Task goal →
Retype all entries exactly as they stand, excluding pictures.

Records →
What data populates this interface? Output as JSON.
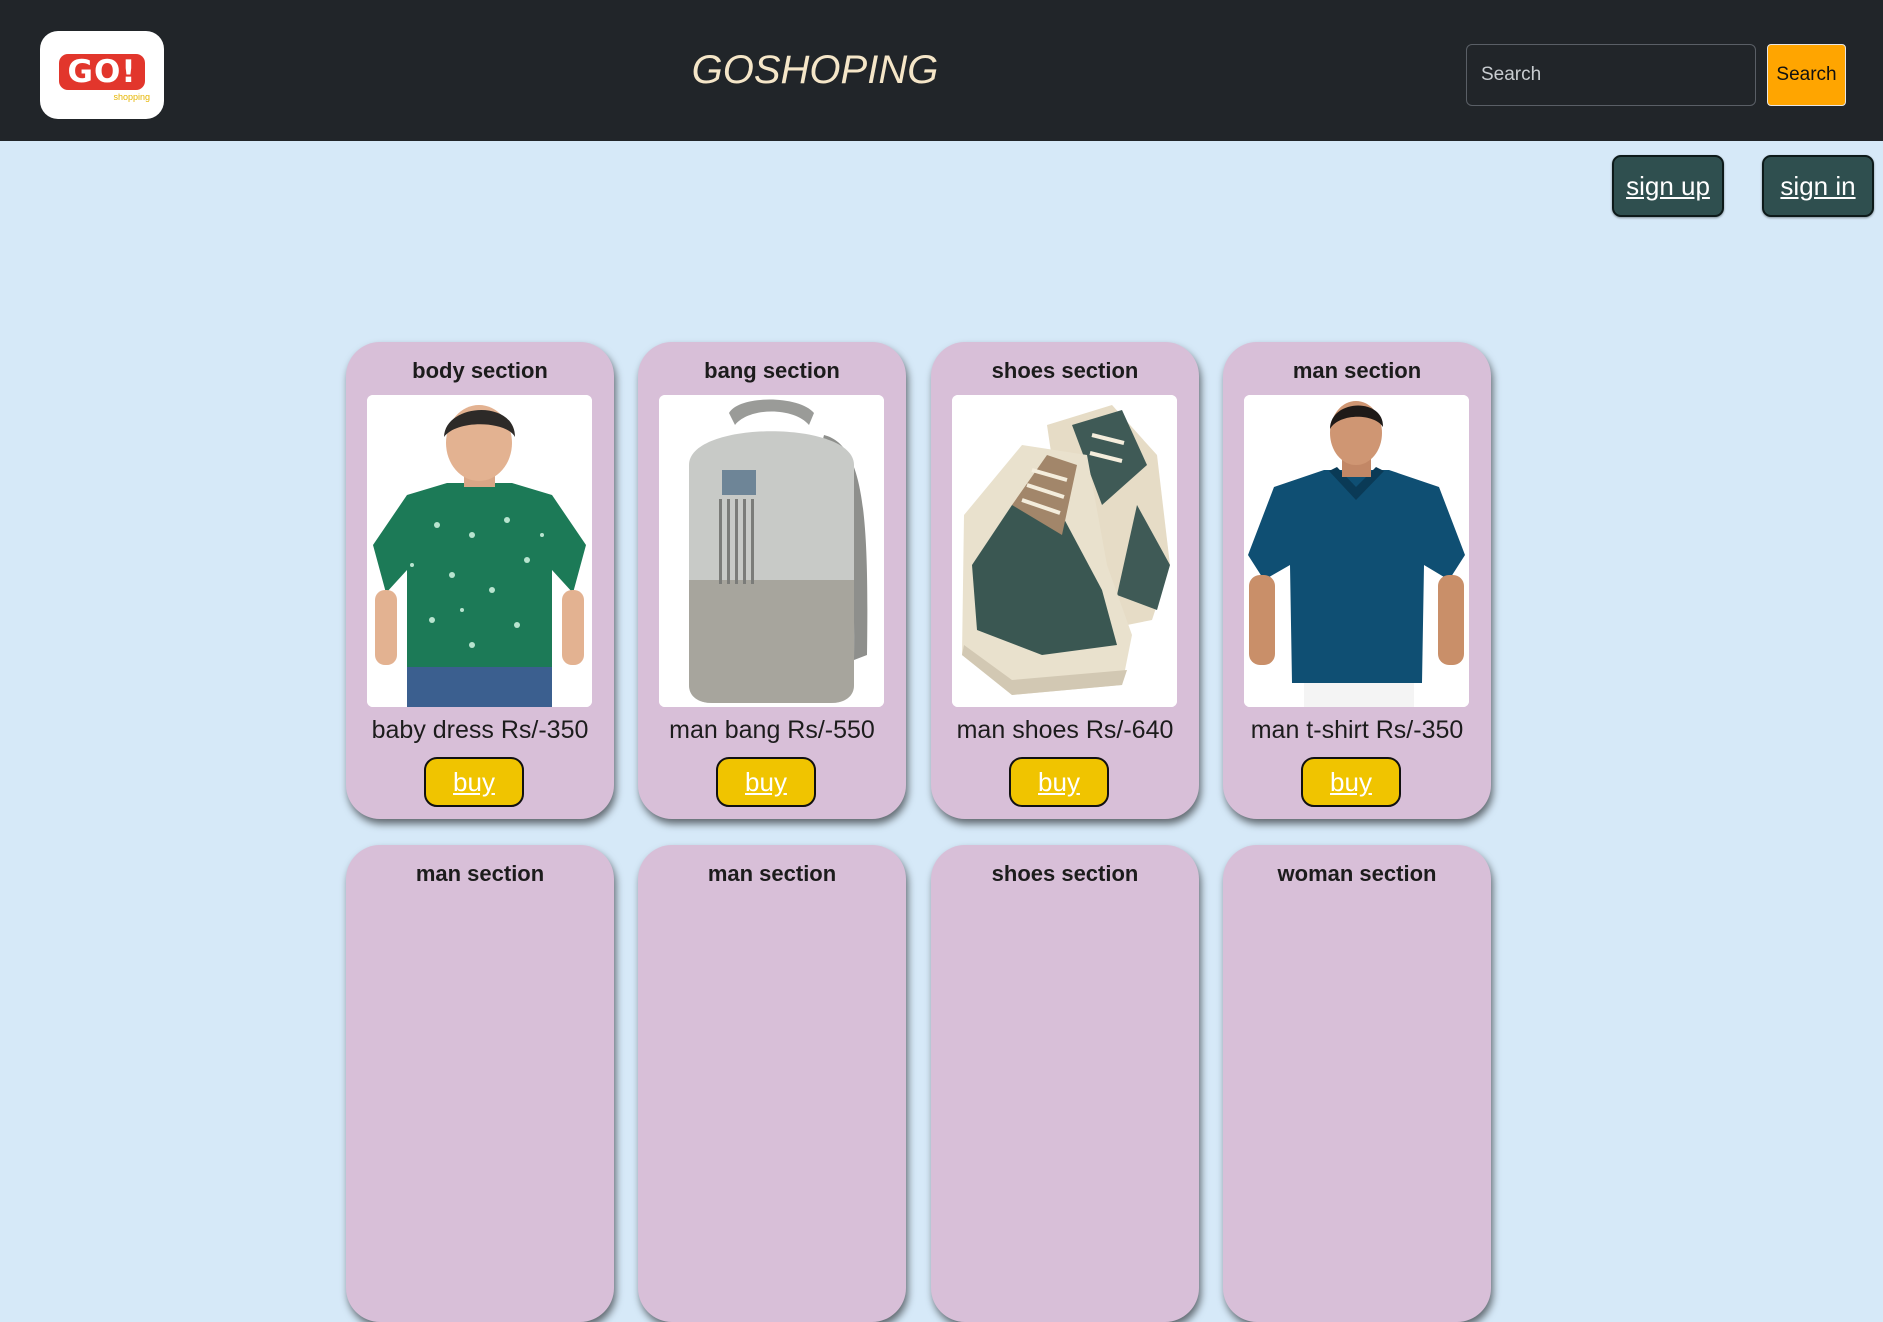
{
  "header": {
    "logo_text": "GO!",
    "logo_subtext": "shopping",
    "brand": "GOSHOPING",
    "search_placeholder": "Search",
    "search_button": "Search"
  },
  "auth": {
    "signup_label": "sign up",
    "signin_label": "sign in"
  },
  "products": [
    {
      "section": "body section",
      "price_text": "baby dress Rs/-350",
      "buy_label": "buy",
      "image": "boy-green-tshirt"
    },
    {
      "section": "bang section",
      "price_text": "man bang Rs/-550",
      "buy_label": "buy",
      "image": "grey-backpack"
    },
    {
      "section": "shoes section",
      "price_text": "man shoes Rs/-640",
      "buy_label": "buy",
      "image": "high-top-sneakers"
    },
    {
      "section": "man section",
      "price_text": "man t-shirt Rs/-350",
      "buy_label": "buy",
      "image": "man-blue-polo"
    },
    {
      "section": "man section"
    },
    {
      "section": "man section"
    },
    {
      "section": "shoes section"
    },
    {
      "section": "woman section"
    }
  ],
  "colors": {
    "header_bg": "#212529",
    "page_bg": "#d6e9f8",
    "card_bg": "#d8bfd8",
    "buy_button": "#f0c400",
    "search_button": "#ffa500",
    "auth_button": "#2f4f4f",
    "logo_red": "#e2362c"
  }
}
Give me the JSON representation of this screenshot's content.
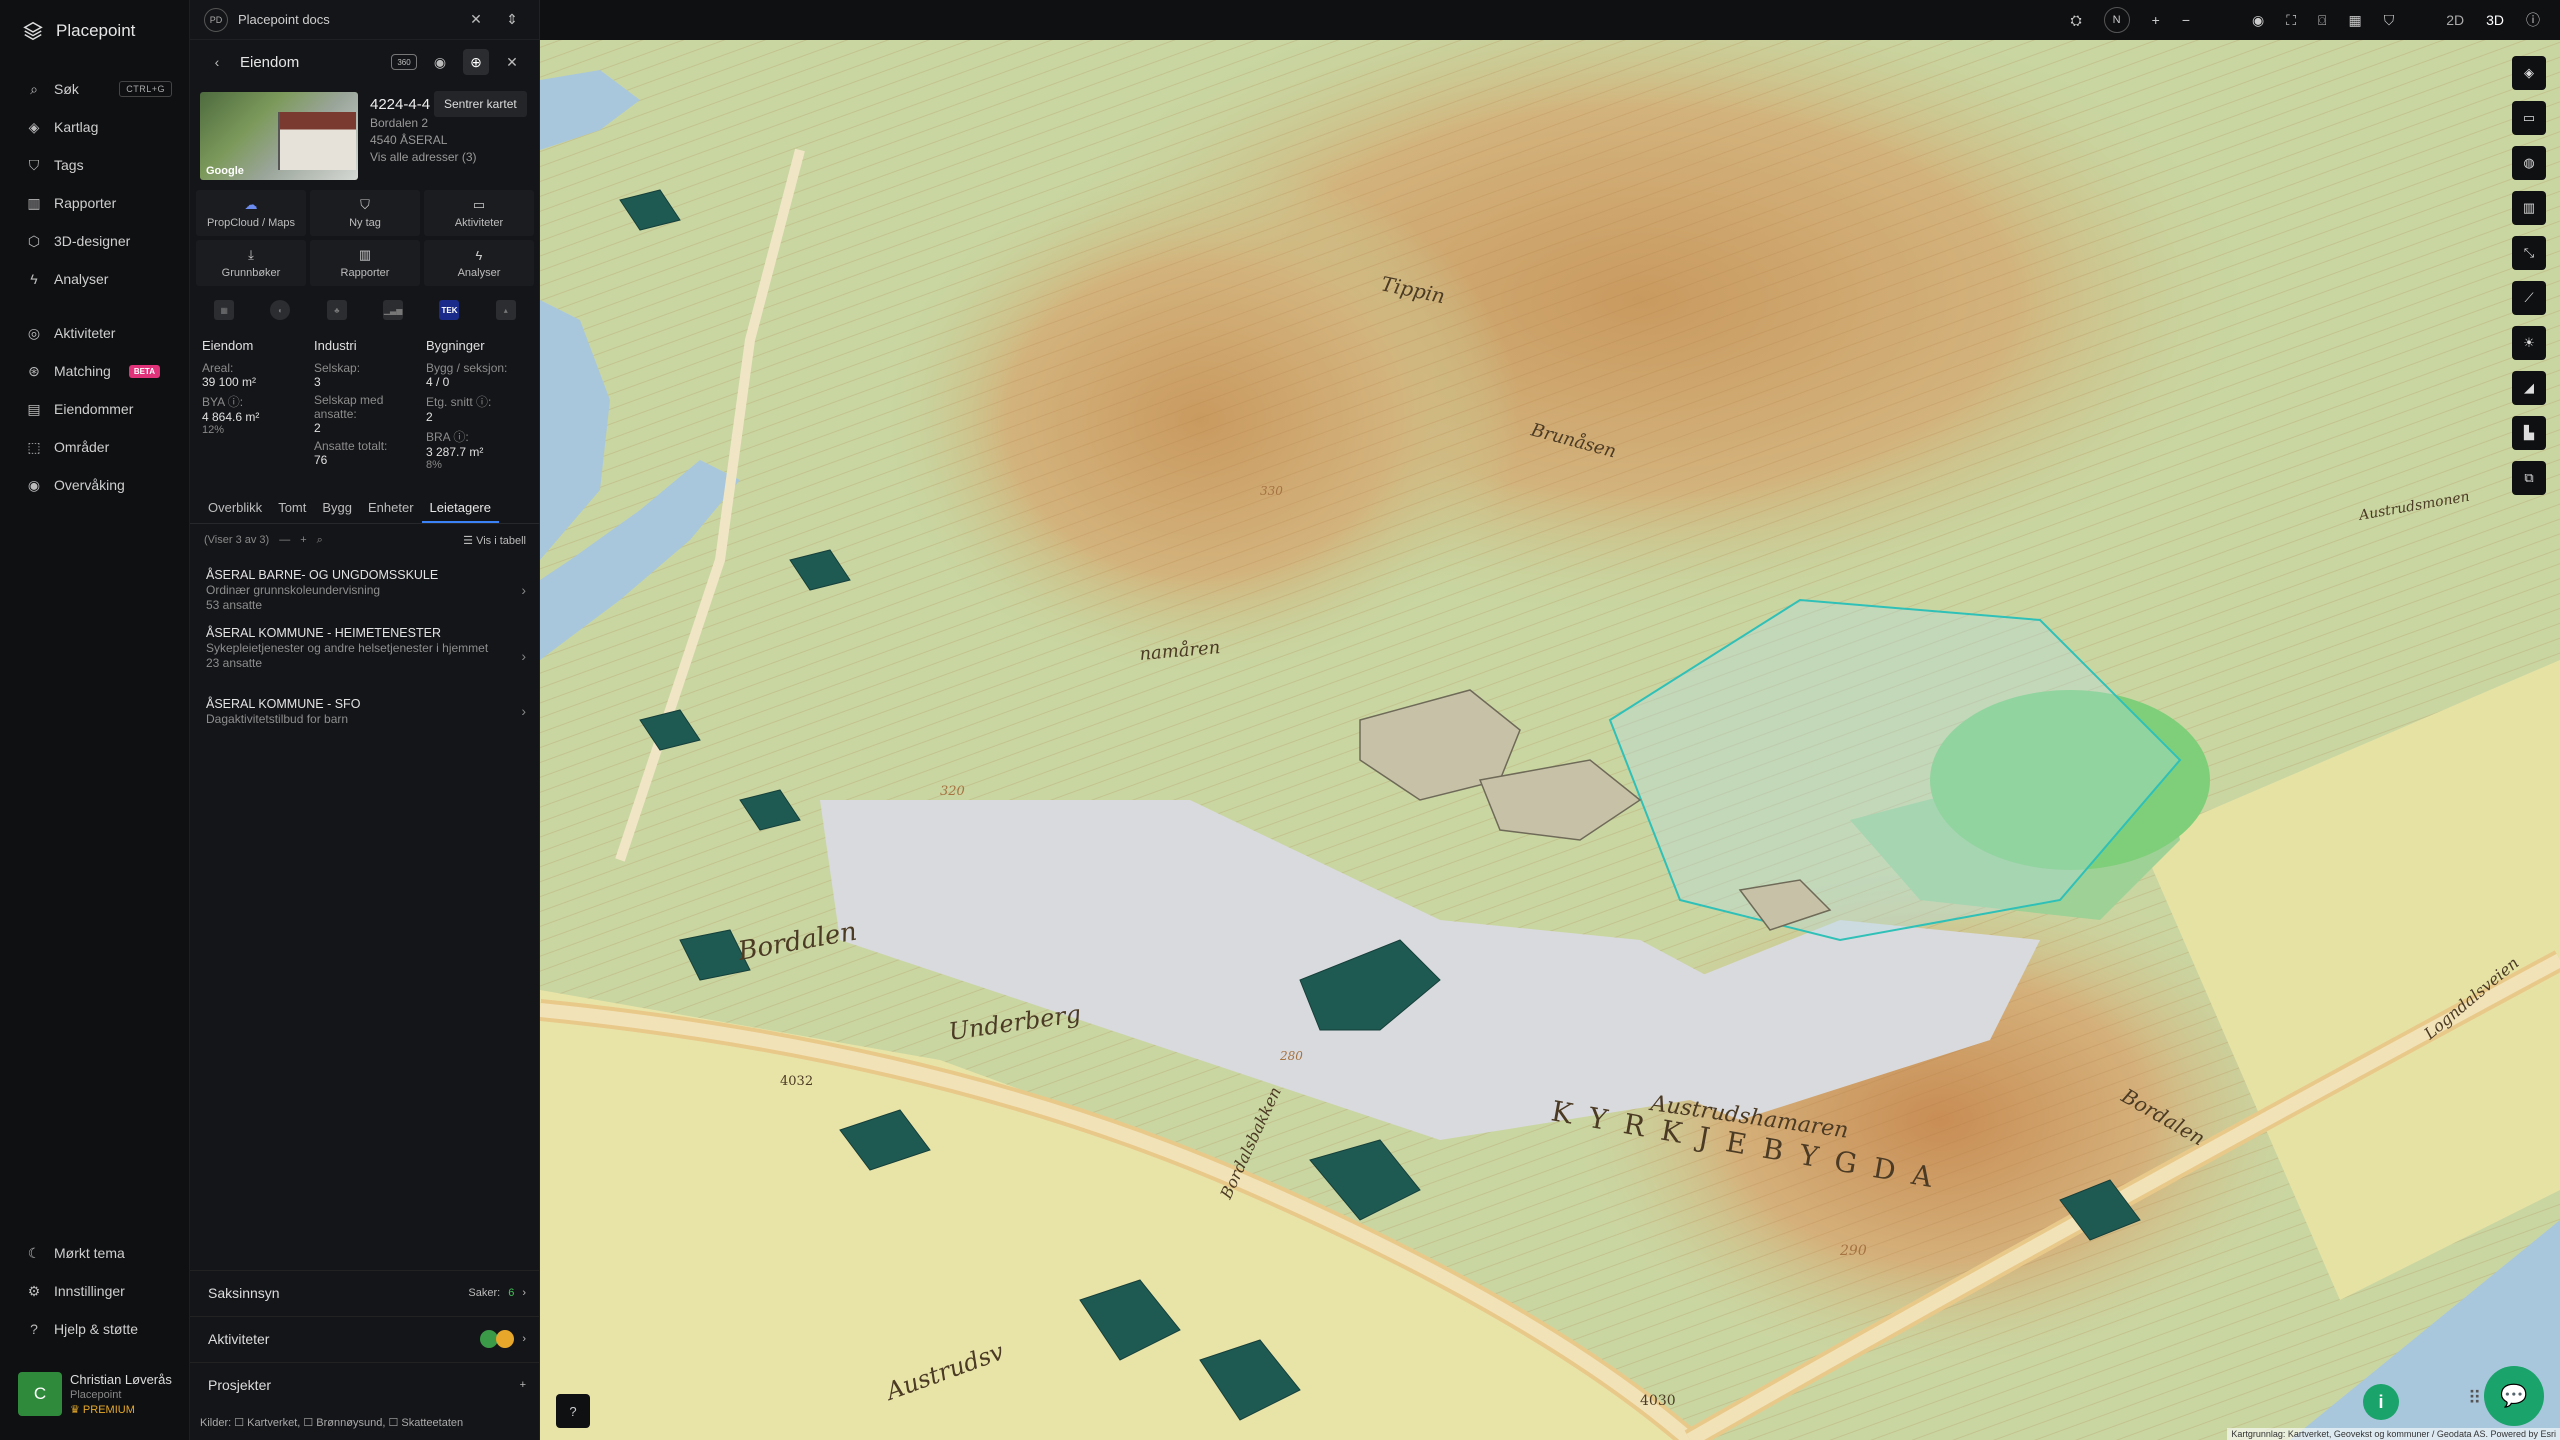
{
  "app": {
    "name": "Placepoint"
  },
  "nav": {
    "items": [
      {
        "label": "Søk",
        "icon": "search-icon",
        "shortcut": "CTRL+G"
      },
      {
        "label": "Kartlag",
        "icon": "layers-icon"
      },
      {
        "label": "Tags",
        "icon": "bookmark-icon"
      },
      {
        "label": "Rapporter",
        "icon": "chart-icon"
      },
      {
        "label": "3D-designer",
        "icon": "cube-icon"
      },
      {
        "label": "Analyser",
        "icon": "bolt-icon"
      }
    ],
    "items2": [
      {
        "label": "Aktiviteter",
        "icon": "chat-icon"
      },
      {
        "label": "Matching",
        "icon": "match-icon",
        "badge": "BETA"
      },
      {
        "label": "Eiendommer",
        "icon": "document-icon"
      },
      {
        "label": "Områder",
        "icon": "area-icon"
      },
      {
        "label": "Overvåking",
        "icon": "eye-icon"
      }
    ],
    "bottom": [
      {
        "label": "Mørkt tema",
        "icon": "moon-icon"
      },
      {
        "label": "Innstillinger",
        "icon": "gear-icon"
      },
      {
        "label": "Hjelp & støtte",
        "icon": "help-icon"
      }
    ],
    "user": {
      "initial": "C",
      "name": "Christian Løverås",
      "org": "Placepoint",
      "plan": "PREMIUM"
    }
  },
  "panel": {
    "top": {
      "badge": "PD",
      "title": "Placepoint docs"
    },
    "header": {
      "title": "Eiendom",
      "tooltip": "Sentrer kartet",
      "badge360": "360"
    },
    "property": {
      "id": "4224-4-4",
      "street": "Bordalen 2",
      "post": "4540 ÅSERAL",
      "link": "Vis alle adresser (3)",
      "photo_credit": "Google"
    },
    "quick": [
      {
        "label": "PropCloud / Maps",
        "icon": "cloud-icon"
      },
      {
        "label": "Ny tag",
        "icon": "bookmark-icon"
      },
      {
        "label": "Aktiviteter",
        "icon": "chat-icon"
      },
      {
        "label": "Grunnbøker",
        "icon": "download-icon"
      },
      {
        "label": "Rapporter",
        "icon": "chart-icon"
      },
      {
        "label": "Analyser",
        "icon": "bolt-icon"
      }
    ],
    "source_tek": "TEK",
    "stats": {
      "eiendom": {
        "title": "Eiendom",
        "areal_k": "Areal:",
        "areal_v": "39 100 m²",
        "bya_k": "BYA ⓘ:",
        "bya_v": "4 864.6 m²",
        "bya_pct": "12%"
      },
      "industri": {
        "title": "Industri",
        "selskap_k": "Selskap:",
        "selskap_v": "3",
        "ansatte_k": "Selskap med ansatte:",
        "ansatte_v": "2",
        "total_k": "Ansatte totalt:",
        "total_v": "76"
      },
      "bygninger": {
        "title": "Bygninger",
        "bygg_k": "Bygg / seksjon:",
        "bygg_v": "4 / 0",
        "etg_k": "Etg. snitt ⓘ:",
        "etg_v": "2",
        "bra_k": "BRA ⓘ:",
        "bra_v": "3 287.7 m²",
        "bra_pct": "8%"
      }
    },
    "tabs": [
      "Overblikk",
      "Tomt",
      "Bygg",
      "Enheter",
      "Leietagere"
    ],
    "active_tab": "Leietagere",
    "list": {
      "count": "(Viser 3 av 3)",
      "table": "Vis i tabell"
    },
    "tenants": [
      {
        "name": "ÅSERAL BARNE- OG UNGDOMSSKULE",
        "desc": "Ordinær grunnskoleundervisning",
        "emp": "53 ansatte"
      },
      {
        "name": "ÅSERAL KOMMUNE - HEIMETENESTER",
        "desc": "Sykepleietjenester og andre helsetjenester i hjemmet",
        "emp": "23 ansatte"
      },
      {
        "name": "ÅSERAL KOMMUNE - SFO",
        "desc": "Dagaktivitetstilbud for barn",
        "emp": ""
      }
    ],
    "sections": {
      "saksinnsyn": "Saksinnsyn",
      "saker_label": "Saker:",
      "saker_count": "6",
      "aktiviteter": "Aktiviteter",
      "prosjekter": "Prosjekter"
    },
    "sources_footer": "Kilder: ☐ Kartverket, ☐ Brønnøysund, ☐ Skatteetaten"
  },
  "map": {
    "toolbar": {
      "compass": "N",
      "mode2d": "2D",
      "mode3d": "3D"
    },
    "labels": {
      "tippin": "Tippin",
      "brunasen": "Brunåsen",
      "namaren": "namåren",
      "bordalen": "Bordalen",
      "underberg": "Underberg",
      "bordalsbakken": "Bordalsbakken",
      "austrud": "Austrudshamaren",
      "kyrkjebygda": "K Y R K J E B Y G D A",
      "bordalen2": "Bordalen",
      "austrudsv": "Austrudsv",
      "austrudsmonen": "Austrudsmonen",
      "logndalsveien": "Logndalsveien",
      "r4032": "4032",
      "r4030": "4030",
      "h320": "320",
      "h290": "290",
      "h280": "280",
      "h330": "330"
    },
    "attribution": "Kartgrunnlag: Kartverket, Geovekst og kommuner / Geodata AS. Powered by Esri"
  }
}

Task answer →
What data populates this interface? Output as JSON.
{
  "header": {
    "logo_text": "GO!",
    "logo_subtext": "shopping",
    "brand": "GOSHOPING",
    "search_placeholder": "Search",
    "search_button": "Search"
  },
  "auth": {
    "signup_label": "sign up",
    "signin_label": "sign in"
  },
  "products": [
    {
      "section": "body section",
      "price_text": "baby dress Rs/-350",
      "buy_label": "buy",
      "image": "boy-green-tshirt"
    },
    {
      "section": "bang section",
      "price_text": "man bang Rs/-550",
      "buy_label": "buy",
      "image": "grey-backpack"
    },
    {
      "section": "shoes section",
      "price_text": "man shoes Rs/-640",
      "buy_label": "buy",
      "image": "high-top-sneakers"
    },
    {
      "section": "man section",
      "price_text": "man t-shirt Rs/-350",
      "buy_label": "buy",
      "image": "man-blue-polo"
    },
    {
      "section": "man section"
    },
    {
      "section": "man section"
    },
    {
      "section": "shoes section"
    },
    {
      "section": "woman section"
    }
  ],
  "colors": {
    "header_bg": "#212529",
    "page_bg": "#d6e9f8",
    "card_bg": "#d8bfd8",
    "buy_button": "#f0c400",
    "search_button": "#ffa500",
    "auth_button": "#2f4f4f",
    "logo_red": "#e2362c"
  }
}
Give me the JSON representation of this screenshot's content.
{
  "app": {
    "name": "Placepoint"
  },
  "nav": {
    "items": [
      {
        "label": "Søk",
        "icon": "search-icon",
        "shortcut": "CTRL+G"
      },
      {
        "label": "Kartlag",
        "icon": "layers-icon"
      },
      {
        "label": "Tags",
        "icon": "bookmark-icon"
      },
      {
        "label": "Rapporter",
        "icon": "chart-icon"
      },
      {
        "label": "3D-designer",
        "icon": "cube-icon"
      },
      {
        "label": "Analyser",
        "icon": "bolt-icon"
      }
    ],
    "items2": [
      {
        "label": "Aktiviteter",
        "icon": "chat-icon"
      },
      {
        "label": "Matching",
        "icon": "match-icon",
        "badge": "BETA"
      },
      {
        "label": "Eiendommer",
        "icon": "document-icon"
      },
      {
        "label": "Områder",
        "icon": "area-icon"
      },
      {
        "label": "Overvåking",
        "icon": "eye-icon"
      }
    ],
    "bottom": [
      {
        "label": "Mørkt tema",
        "icon": "moon-icon"
      },
      {
        "label": "Innstillinger",
        "icon": "gear-icon"
      },
      {
        "label": "Hjelp & støtte",
        "icon": "help-icon"
      }
    ],
    "user": {
      "initial": "C",
      "name": "Christian Løverås",
      "org": "Placepoint",
      "plan": "PREMIUM"
    }
  },
  "panel": {
    "top": {
      "badge": "PD",
      "title": "Placepoint docs"
    },
    "header": {
      "title": "Eiendom",
      "tooltip": "Sentrer kartet",
      "badge360": "360"
    },
    "property": {
      "id": "4224-4-4",
      "street": "Bordalen 2",
      "post": "4540 ÅSERAL",
      "link": "Vis alle adresser (3)",
      "photo_credit": "Google"
    },
    "quick": [
      {
        "label": "PropCloud / Maps",
        "icon": "cloud-icon"
      },
      {
        "label": "Ny tag",
        "icon": "bookmark-icon"
      },
      {
        "label": "Aktiviteter",
        "icon": "chat-icon"
      },
      {
        "label": "Grunnbøker",
        "icon": "download-icon"
      },
      {
        "label": "Rapporter",
        "icon": "chart-icon"
      },
      {
        "label": "Analyser",
        "icon": "bolt-icon"
      }
    ],
    "source_tek": "TEK",
    "stats": {
      "eiendom": {
        "title": "Eiendom",
        "areal_k": "Areal:",
        "areal_v": "39 100 m²",
        "bya_k": "BYA ⓘ:",
        "bya_v": "4 864.6 m²",
        "bya_pct": "12%"
      },
      "industri": {
        "title": "Industri",
        "selskap_k": "Selskap:",
        "selskap_v": "3",
        "ansatte_k": "Selskap med ansatte:",
        "ansatte_v": "2",
        "total_k": "Ansatte totalt:",
        "total_v": "76"
      },
      "bygninger": {
        "title": "Bygninger",
        "bygg_k": "Bygg / seksjon:",
        "bygg_v": "4 / 0",
        "etg_k": "Etg. snitt ⓘ:",
        "etg_v": "2",
        "bra_k": "BRA ⓘ:",
        "bra_v": "3 287.7 m²",
        "bra_pct": "8%"
      }
    },
    "tabs": [
      "Overblikk",
      "Tomt",
      "Bygg",
      "Enheter",
      "Leietagere"
    ],
    "active_tab": "Leietagere",
    "list": {
      "count": "(Viser 3 av 3)",
      "table": "Vis i tabell"
    },
    "tenants": [
      {
        "name": "ÅSERAL BARNE- OG UNGDOMSSKULE",
        "desc": "Ordinær grunnskoleundervisning",
        "emp": "53 ansatte"
      },
      {
        "name": "ÅSERAL KOMMUNE - HEIMETENESTER",
        "desc": "Sykepleietjenester og andre helsetjenester i hjemmet",
        "emp": "23 ansatte"
      },
      {
        "name": "ÅSERAL KOMMUNE - SFO",
        "desc": "Dagaktivitetstilbud for barn",
        "emp": ""
      }
    ],
    "sections": {
      "saksinnsyn": "Saksinnsyn",
      "saker_label": "Saker:",
      "saker_count": "6",
      "aktiviteter": "Aktiviteter",
      "prosjekter": "Prosjekter"
    },
    "sources_footer": "Kilder: ☐ Kartverket, ☐ Brønnøysund, ☐ Skatteetaten"
  },
  "map": {
    "toolbar": {
      "compass": "N",
      "mode2d": "2D",
      "mode3d": "3D"
    },
    "labels": {
      "tippin": "Tippin",
      "brunasen": "Brunåsen",
      "namaren": "namåren",
      "bordalen": "Bordalen",
      "underberg": "Underberg",
      "bordalsbakken": "Bordalsbakken",
      "austrud": "Austrudshamaren",
      "kyrkjebygda": "K Y R K J E B Y G D A",
      "bordalen2": "Bordalen",
      "austrudsv": "Austrudsv",
      "austrudsmonen": "Austrudsmonen",
      "logndalsveien": "Logndalsveien",
      "r4032": "4032",
      "r4030": "4030",
      "h320": "320",
      "h290": "290",
      "h280": "280",
      "h330": "330"
    },
    "attribution": "Kartgrunnlag: Kartverket, Geovekst og kommuner / Geodata AS. Powered by Esri"
  }
}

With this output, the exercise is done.